[[ Material provided, beginning ]]
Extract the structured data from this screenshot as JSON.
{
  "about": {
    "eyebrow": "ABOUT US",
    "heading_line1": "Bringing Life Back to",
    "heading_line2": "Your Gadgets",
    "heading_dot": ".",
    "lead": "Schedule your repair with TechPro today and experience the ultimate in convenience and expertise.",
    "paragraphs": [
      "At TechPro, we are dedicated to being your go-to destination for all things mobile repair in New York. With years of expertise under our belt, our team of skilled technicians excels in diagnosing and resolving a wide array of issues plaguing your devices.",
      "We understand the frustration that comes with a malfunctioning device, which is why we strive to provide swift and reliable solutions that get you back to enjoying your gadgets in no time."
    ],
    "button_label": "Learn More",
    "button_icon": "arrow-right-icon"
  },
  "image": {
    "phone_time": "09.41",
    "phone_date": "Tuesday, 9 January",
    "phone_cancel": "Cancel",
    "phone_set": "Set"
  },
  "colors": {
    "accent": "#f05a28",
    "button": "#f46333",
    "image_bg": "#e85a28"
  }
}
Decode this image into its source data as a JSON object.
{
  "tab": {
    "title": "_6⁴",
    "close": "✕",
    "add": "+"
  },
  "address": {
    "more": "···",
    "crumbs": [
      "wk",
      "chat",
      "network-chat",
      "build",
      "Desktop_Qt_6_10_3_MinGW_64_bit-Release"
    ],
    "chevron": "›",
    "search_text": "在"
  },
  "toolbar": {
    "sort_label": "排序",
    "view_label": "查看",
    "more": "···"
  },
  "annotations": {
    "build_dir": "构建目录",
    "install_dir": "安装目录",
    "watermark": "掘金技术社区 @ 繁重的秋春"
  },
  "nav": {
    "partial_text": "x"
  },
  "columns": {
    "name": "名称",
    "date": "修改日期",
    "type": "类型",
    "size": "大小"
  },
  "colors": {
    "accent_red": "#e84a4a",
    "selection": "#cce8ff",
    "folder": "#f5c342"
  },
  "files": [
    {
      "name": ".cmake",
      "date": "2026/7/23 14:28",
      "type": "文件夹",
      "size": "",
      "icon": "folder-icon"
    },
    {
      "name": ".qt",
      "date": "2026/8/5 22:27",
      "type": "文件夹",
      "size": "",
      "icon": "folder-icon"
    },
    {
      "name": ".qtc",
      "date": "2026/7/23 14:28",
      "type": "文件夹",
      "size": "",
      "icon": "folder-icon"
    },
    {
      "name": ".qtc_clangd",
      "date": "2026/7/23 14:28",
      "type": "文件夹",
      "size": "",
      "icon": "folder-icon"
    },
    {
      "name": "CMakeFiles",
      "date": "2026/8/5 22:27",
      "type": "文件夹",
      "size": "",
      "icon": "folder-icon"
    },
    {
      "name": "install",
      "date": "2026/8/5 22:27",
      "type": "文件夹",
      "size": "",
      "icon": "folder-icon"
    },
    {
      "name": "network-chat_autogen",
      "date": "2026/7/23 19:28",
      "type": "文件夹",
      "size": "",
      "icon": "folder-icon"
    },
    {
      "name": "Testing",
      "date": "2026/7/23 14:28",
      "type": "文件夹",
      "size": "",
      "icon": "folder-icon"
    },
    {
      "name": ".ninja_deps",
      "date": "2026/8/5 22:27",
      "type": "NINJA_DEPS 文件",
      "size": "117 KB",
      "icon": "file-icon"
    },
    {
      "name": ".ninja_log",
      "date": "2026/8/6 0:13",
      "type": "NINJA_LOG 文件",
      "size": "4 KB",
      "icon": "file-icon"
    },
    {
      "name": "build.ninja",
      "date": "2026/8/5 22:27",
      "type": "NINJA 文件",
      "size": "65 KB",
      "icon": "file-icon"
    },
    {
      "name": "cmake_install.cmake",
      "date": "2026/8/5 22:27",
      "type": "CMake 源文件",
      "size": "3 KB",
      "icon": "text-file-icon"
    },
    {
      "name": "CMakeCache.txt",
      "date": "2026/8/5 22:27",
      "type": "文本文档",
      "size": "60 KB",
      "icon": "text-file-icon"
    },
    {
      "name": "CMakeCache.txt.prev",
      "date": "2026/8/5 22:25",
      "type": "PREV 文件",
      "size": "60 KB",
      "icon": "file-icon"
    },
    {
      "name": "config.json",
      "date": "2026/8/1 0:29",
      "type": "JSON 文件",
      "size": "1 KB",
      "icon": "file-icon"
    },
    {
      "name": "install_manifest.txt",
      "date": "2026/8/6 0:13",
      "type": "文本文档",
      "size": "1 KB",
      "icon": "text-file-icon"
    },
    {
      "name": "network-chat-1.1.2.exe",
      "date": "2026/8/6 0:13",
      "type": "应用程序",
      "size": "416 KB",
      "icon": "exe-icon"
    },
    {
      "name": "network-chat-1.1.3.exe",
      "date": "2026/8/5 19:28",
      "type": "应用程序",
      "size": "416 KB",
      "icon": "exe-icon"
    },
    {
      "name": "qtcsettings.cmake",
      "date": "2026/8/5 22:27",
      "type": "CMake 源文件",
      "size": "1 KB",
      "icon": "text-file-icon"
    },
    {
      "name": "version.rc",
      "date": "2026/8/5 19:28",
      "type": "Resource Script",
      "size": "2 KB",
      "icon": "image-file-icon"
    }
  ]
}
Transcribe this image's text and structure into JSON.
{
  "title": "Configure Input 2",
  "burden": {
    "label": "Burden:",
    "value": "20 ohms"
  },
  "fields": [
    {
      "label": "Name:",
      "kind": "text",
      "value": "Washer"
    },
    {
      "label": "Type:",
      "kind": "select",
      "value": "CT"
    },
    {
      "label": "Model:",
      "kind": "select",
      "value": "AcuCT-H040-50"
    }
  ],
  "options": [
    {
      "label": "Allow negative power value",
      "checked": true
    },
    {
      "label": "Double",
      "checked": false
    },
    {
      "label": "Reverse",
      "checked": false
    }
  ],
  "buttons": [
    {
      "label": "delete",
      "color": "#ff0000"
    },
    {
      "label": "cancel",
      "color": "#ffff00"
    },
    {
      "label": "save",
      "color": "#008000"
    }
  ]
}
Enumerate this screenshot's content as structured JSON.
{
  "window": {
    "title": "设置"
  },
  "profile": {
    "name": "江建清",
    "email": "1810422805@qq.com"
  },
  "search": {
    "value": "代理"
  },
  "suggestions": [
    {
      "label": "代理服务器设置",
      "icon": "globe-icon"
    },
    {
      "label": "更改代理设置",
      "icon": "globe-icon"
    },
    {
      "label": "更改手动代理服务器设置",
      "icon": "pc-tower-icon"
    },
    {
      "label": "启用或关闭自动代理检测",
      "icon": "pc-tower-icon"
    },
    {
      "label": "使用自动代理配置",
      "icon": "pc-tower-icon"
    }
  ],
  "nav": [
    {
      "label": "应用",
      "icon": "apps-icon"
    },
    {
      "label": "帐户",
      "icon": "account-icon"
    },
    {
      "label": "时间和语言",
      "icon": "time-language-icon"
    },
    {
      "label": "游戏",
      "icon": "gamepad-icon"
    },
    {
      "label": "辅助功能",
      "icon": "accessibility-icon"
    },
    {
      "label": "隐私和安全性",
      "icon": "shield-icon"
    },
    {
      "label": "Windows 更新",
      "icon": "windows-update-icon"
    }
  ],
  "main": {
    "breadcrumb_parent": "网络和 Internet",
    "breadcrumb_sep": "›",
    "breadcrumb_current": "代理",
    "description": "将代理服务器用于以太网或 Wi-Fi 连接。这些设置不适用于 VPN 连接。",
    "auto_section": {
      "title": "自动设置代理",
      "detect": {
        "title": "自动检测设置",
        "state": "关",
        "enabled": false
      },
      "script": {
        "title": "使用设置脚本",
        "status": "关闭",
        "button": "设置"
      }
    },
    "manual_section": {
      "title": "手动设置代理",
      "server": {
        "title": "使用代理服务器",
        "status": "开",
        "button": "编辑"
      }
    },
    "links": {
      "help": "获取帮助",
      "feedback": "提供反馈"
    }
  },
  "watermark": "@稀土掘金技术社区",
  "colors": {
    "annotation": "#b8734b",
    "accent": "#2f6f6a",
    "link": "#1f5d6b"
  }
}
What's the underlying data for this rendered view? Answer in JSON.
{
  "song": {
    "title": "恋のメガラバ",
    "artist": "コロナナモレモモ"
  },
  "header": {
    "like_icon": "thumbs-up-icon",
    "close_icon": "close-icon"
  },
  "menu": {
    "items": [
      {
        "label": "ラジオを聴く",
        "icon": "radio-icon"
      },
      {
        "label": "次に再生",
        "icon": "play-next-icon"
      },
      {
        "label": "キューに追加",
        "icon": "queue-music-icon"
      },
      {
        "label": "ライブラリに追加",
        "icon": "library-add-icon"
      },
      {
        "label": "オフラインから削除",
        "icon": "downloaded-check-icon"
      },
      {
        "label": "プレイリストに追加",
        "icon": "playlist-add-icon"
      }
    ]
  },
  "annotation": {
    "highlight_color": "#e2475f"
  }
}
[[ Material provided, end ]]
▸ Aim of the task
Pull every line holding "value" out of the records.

▸ Completed exercise
    "value": "20 ohms"
      "value": "Washer"
      "value": "CT"
      "value": "AcuCT-H040-50"
      "label": "Allow negative power value",
    "value": "代理"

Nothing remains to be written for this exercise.